WELCOME BACK, COOPER: Worth County has a new girls basketball coach, but he’s a familiar face. John Cooper, who coached the girls two years ago, has taken over the team for the remainder of the season.
Stephanie Davis, who took over as the coach at the beginning of the season, has left the program.
“She needed to take care of some personal problems,’’ Worth athletic director Russell Beard said Thursday. “We’re not saying she didn’t do a good job. She did. John Cooper decided he just wanted to coach football. He’s an assistant football coach. He’s helping us out. He will do a good job for us. We’re down to about eight or nine players, but we’re going to be OK.’’
It has been a tough year for Worth County, which is 4-9 for the season and 0-4 in Region 1-AAA.
ANOTHER BIG WEEKEND: One of the biggest games of the year in the girls race in Region 1-AA takes place tonight at Albany High, where the Squaws meet Brooks County at 6 p.m. in a huge showdown for first place.
The Squaws have bounced back after losing their region opener at the buzzer against Fitzgerald and looked unbeatable Tuesday night in a 65-50 win against Early County. They are now 3-1 in the region. Brooks is 4-0. Albany High has outscored region opponents 166-125 in those three wins.

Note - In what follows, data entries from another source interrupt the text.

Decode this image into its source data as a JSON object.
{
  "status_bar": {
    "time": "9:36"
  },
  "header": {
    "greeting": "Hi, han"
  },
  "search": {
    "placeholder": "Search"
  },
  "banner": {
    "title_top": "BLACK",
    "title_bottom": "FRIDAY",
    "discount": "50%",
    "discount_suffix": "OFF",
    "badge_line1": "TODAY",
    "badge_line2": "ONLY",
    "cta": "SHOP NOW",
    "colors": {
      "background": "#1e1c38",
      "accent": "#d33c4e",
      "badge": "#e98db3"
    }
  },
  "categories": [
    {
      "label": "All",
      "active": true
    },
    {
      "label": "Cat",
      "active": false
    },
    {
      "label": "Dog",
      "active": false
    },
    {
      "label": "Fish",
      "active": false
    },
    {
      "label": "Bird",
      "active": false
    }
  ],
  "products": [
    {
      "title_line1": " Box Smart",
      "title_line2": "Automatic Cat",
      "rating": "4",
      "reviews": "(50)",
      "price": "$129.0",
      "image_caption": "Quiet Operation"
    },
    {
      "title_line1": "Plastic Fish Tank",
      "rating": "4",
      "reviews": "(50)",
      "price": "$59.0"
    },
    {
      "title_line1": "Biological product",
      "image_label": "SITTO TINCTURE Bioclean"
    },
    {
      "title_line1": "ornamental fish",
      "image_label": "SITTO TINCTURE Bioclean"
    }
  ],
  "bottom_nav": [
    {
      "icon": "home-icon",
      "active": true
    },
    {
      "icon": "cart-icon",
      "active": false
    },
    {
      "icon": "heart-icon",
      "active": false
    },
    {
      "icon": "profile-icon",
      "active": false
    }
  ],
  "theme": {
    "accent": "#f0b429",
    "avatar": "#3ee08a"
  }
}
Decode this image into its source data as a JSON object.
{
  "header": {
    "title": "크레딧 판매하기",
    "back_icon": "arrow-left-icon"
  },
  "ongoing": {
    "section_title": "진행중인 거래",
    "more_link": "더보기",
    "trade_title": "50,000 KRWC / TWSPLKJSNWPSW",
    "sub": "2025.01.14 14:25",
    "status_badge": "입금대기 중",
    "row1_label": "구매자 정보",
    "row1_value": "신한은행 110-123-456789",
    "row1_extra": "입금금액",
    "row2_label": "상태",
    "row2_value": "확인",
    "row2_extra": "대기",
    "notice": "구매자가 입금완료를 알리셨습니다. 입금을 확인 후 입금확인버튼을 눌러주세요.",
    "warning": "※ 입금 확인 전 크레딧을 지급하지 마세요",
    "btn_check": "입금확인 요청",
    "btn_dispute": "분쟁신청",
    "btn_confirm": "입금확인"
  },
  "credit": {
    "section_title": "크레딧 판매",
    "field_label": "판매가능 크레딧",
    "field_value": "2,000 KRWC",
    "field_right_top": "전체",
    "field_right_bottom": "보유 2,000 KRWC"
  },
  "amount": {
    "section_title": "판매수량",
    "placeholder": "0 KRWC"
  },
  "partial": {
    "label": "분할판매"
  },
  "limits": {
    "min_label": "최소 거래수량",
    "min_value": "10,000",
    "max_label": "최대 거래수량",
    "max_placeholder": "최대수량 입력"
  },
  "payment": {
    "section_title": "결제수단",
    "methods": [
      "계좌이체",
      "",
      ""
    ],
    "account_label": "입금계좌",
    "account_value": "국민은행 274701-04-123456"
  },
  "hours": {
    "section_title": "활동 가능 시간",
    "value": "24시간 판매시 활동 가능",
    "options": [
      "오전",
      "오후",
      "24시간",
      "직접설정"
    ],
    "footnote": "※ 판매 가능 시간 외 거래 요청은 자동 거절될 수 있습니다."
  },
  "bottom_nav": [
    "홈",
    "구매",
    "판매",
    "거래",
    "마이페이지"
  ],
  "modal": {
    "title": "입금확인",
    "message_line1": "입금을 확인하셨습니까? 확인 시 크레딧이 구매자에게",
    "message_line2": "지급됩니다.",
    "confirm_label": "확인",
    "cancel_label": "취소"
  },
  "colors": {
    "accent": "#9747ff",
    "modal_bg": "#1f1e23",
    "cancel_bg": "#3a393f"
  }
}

The Region 1-AA boys race is a logjam with Albany High, Thomasville, Early County and Cook all sharing a piece of first place with one region loss. Albany High is at home tonight against Brooks, which is 1-3 in the region, but will gain ground with a win because Cook plays Thomasville at home tonight, and Cook travels to Early County on Saturday night.
It’s also a monster weekend for the Terrell County’s boys, who travel to Calhoun County tonight, and then hit the road again to face Randolph-Clay on Saturday. Terrell County, which has won six in a row and is 3-0 on its side of Region 1B-A, faces its two biggest region rivals on back-to-back nights. Calhoun County is 4-3 in region play, and Radolph-Clay is 4-3 in 1B-A.